Michael McManus in 3:AM Magazine:

Who from history would you like to invite to lunch? A question we’ve all pondered
in an idle moment, and for me it’s Thomas Hobbes author of Leviathan, 1651. Having just joined Labour as a 70th birthday treat for myself the appointment has become urgent. Hobbes was a rottweiler, but I’m finding the party more like a goldfish. Why are we not proposing to nationalise some of our egregious companies – at least one bank and one power firm – to show what can be done without prima donna management and astronomical salaries? What is to be done about the vile pay inequalities. Where does it say we are going to break the spines of the people who have plundered and wrecked our economy?

Nasty, brutish and short was how Hobbes described life without the rule of law and it’s possible that lunch might share some of those aspects too. For a start it will be at 11am: we’ll be having fish, probably whiting, but absolutely no wine as on the rare occasions when he drank he made sure he took in enough ‘to have the benefit of vomiting by which neither his wit was disturbed nor his stomach oppressed’. So reported the garrulous and meandering John Aubrey who also holds out the unpleasing prospect of Mr Hobbes’ ‘greatest trouble’, which was ‘to keep off the flies from pitching on the baldness’ of his head.

Hobbes was accused of being an atheistical cynic with a falsely pessimistic view of humanity as irredeemably selfish, distrustful and violent. Then as now, we all like to think we’re not like that – Don’t we help others? Are we not basically altruistic? Do we not trust one another?

Hobbes had a ready response:

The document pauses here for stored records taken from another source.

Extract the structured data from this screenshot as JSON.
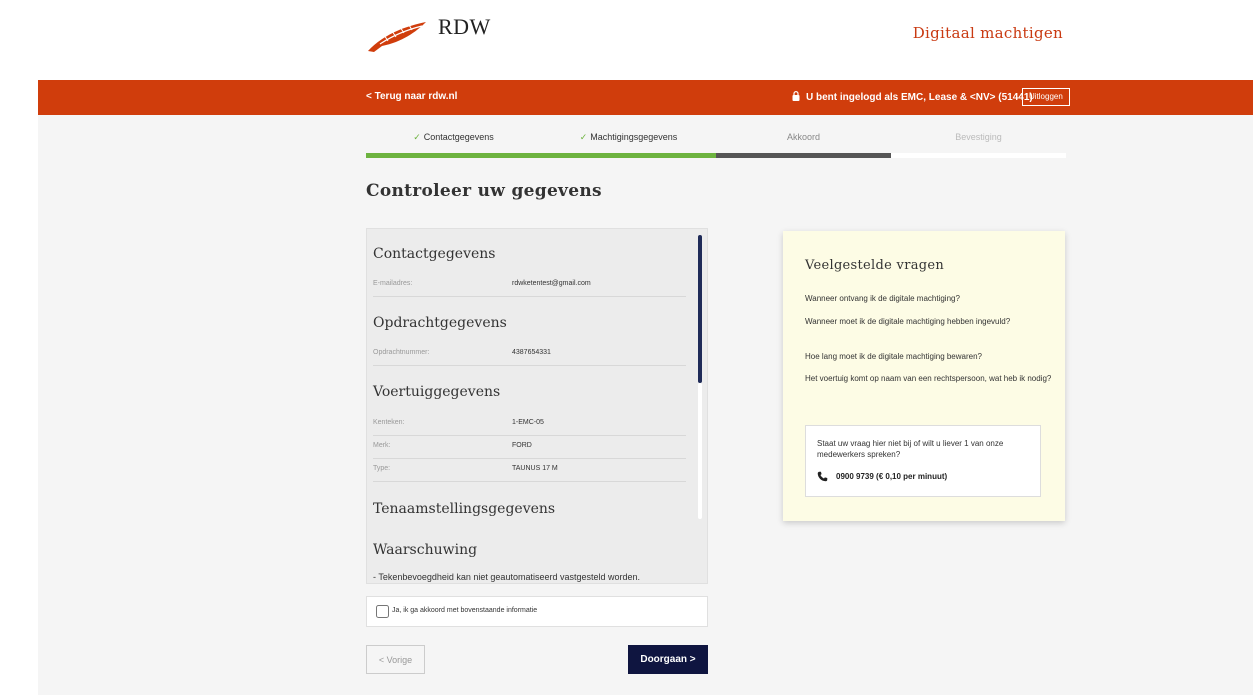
{
  "header": {
    "logo_text": "RDW",
    "app_title": "Digitaal machtigen"
  },
  "navbar": {
    "back_link": "< Terug naar rdw.nl",
    "login_info": "U bent ingelogd als EMC, Lease & <NV> (51441)",
    "logout_label": "Uitloggen"
  },
  "steps": [
    {
      "label": "Contactgegevens",
      "state": "done",
      "progress": 1.0
    },
    {
      "label": "Machtigingsgegevens",
      "state": "done",
      "progress": 1.0
    },
    {
      "label": "Akkoord",
      "state": "current",
      "progress": 1.0
    },
    {
      "label": "Bevestiging",
      "state": "future",
      "progress": 0.0
    }
  ],
  "colors": {
    "brand_red": "#d03d0c",
    "progress_done": "#6db33f",
    "progress_current": "#555555",
    "primary_button": "#0f1540"
  },
  "page_title": "Controleer uw gegevens",
  "details": {
    "contact_title": "Contactgegevens",
    "email_label": "E-mailadres:",
    "email_value": "rdwketentest@gmail.com",
    "order_title": "Opdrachtgegevens",
    "order_label": "Opdrachtnummer:",
    "order_value": "4387654331",
    "vehicle_title": "Voertuiggegevens",
    "plate_label": "Kenteken:",
    "plate_value": "1-EMC-05",
    "brand_label": "Merk:",
    "brand_value": "FORD",
    "type_label": "Type:",
    "type_value": "TAUNUS 17 M",
    "registration_title": "Tenaamstellingsgegevens",
    "warning_title": "Waarschuwing",
    "warning_text": "- Tekenbevoegdheid kan niet geautomatiseerd vastgesteld worden."
  },
  "agree_label": "Ja, ik ga akkoord met bovenstaande informatie",
  "buttons": {
    "prev": "< Vorige",
    "next": "Doorgaan  >"
  },
  "faq": {
    "title": "Veelgestelde vragen",
    "questions": [
      "Wanneer ontvang ik de digitale machtiging?",
      "Wanneer moet ik de digitale machtiging hebben ingevuld?",
      "Hoe lang moet ik de digitale machtiging bewaren?",
      "Het voertuig komt op naam van een rechtspersoon, wat heb ik nodig?"
    ],
    "contact_text": "Staat uw vraag hier niet bij of wilt u liever 1 van onze medewerkers spreken?",
    "phone": "0900 9739 (€ 0,10 per minuut)"
  }
}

‘Let him therefore consider with himselfe … when going to sleep he locks his dores; when even in his house he locks his chests; and this when he knows there bee lawes and publicke officers, armed, to revenge all injuries shall bee done to him; what opinion he has of his fellow citizens when he locks his dores; and of his children and servants when he locks his chests. Does he not there as much accuse mankind, by his actions, as I do by my words?’

More here.